--- START ---

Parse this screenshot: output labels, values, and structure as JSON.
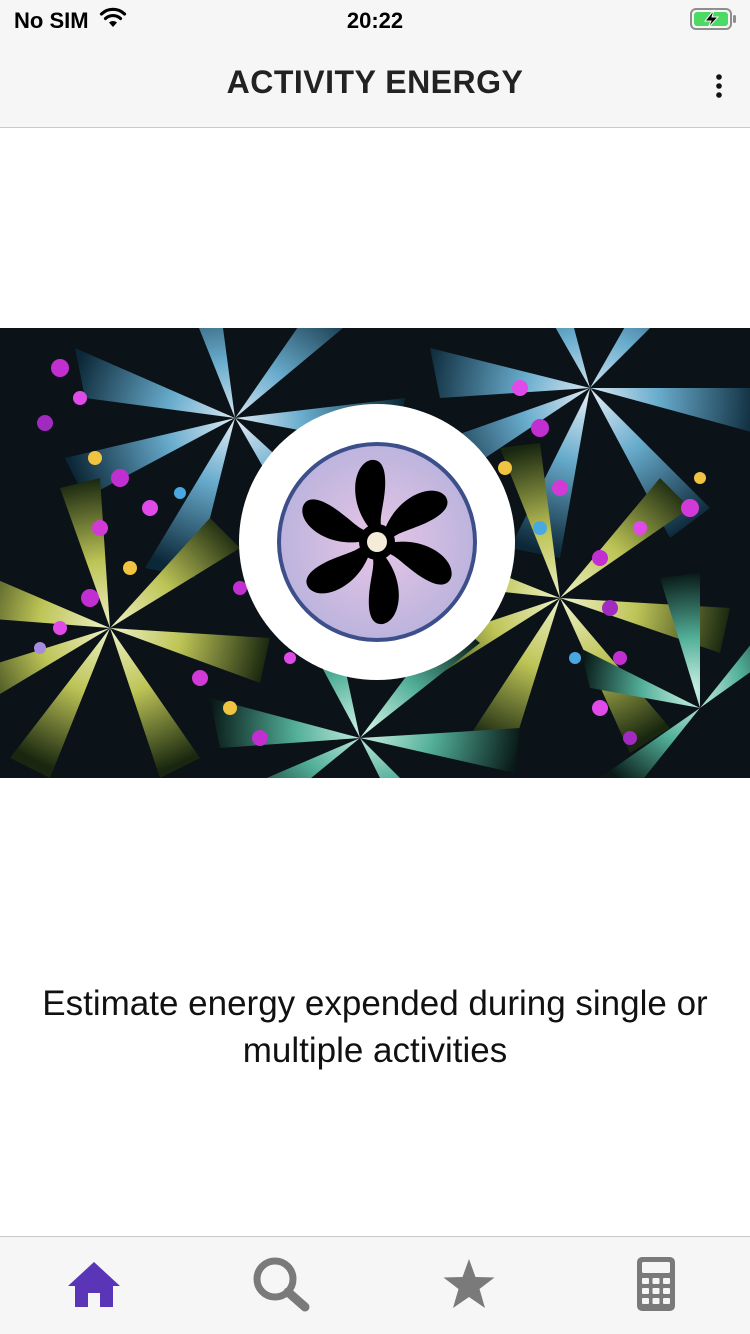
{
  "status_bar": {
    "carrier": "No SIM",
    "time": "20:22"
  },
  "header": {
    "title": "ACTIVITY ENERGY"
  },
  "hero": {
    "icons": [
      "fractal-background",
      "app-logo-icon"
    ]
  },
  "main": {
    "description": "Estimate energy expended during single or multiple activities"
  },
  "bottom_nav": {
    "items": [
      {
        "name": "home",
        "icon": "home-icon",
        "active": true
      },
      {
        "name": "search",
        "icon": "search-icon",
        "active": false
      },
      {
        "name": "favorites",
        "icon": "star-icon",
        "active": false
      },
      {
        "name": "calculator",
        "icon": "calculator-icon",
        "active": false
      }
    ]
  },
  "colors": {
    "active": "#5a35b8",
    "inactive": "#7a7a7a",
    "bar_background": "#f6f6f6",
    "battery_fill": "#4cd964"
  }
}
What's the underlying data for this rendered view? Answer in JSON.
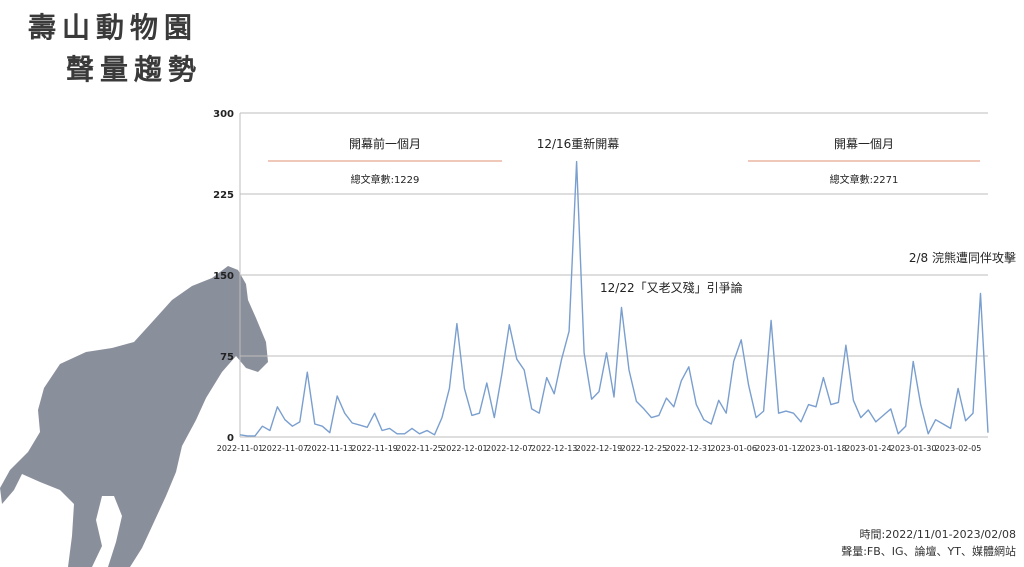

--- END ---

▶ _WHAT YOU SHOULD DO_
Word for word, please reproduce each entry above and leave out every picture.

▶ _TASK OUTPUT_
Parse this screenshot: output labels, values, and structure as JSON.
{
  "status_bar": {
    "carrier": "No SIM",
    "time": "20:22"
  },
  "header": {
    "title": "ACTIVITY ENERGY"
  },
  "hero": {
    "icons": [
      "fractal-background",
      "app-logo-icon"
    ]
  },
  "main": {
    "description": "Estimate energy expended during single or multiple activities"
  },
  "bottom_nav": {
    "items": [
      {
        "name": "home",
        "icon": "home-icon",
        "active": true
      },
      {
        "name": "search",
        "icon": "search-icon",
        "active": false
      },
      {
        "name": "favorites",
        "icon": "star-icon",
        "active": false
      },
      {
        "name": "calculator",
        "icon": "calculator-icon",
        "active": false
      }
    ]
  },
  "colors": {
    "active": "#5a35b8",
    "inactive": "#7a7a7a",
    "bar_background": "#f6f6f6",
    "battery_fill": "#4cd964"
  }
}
What's the underlying data for this rendered view? Answer in JSON.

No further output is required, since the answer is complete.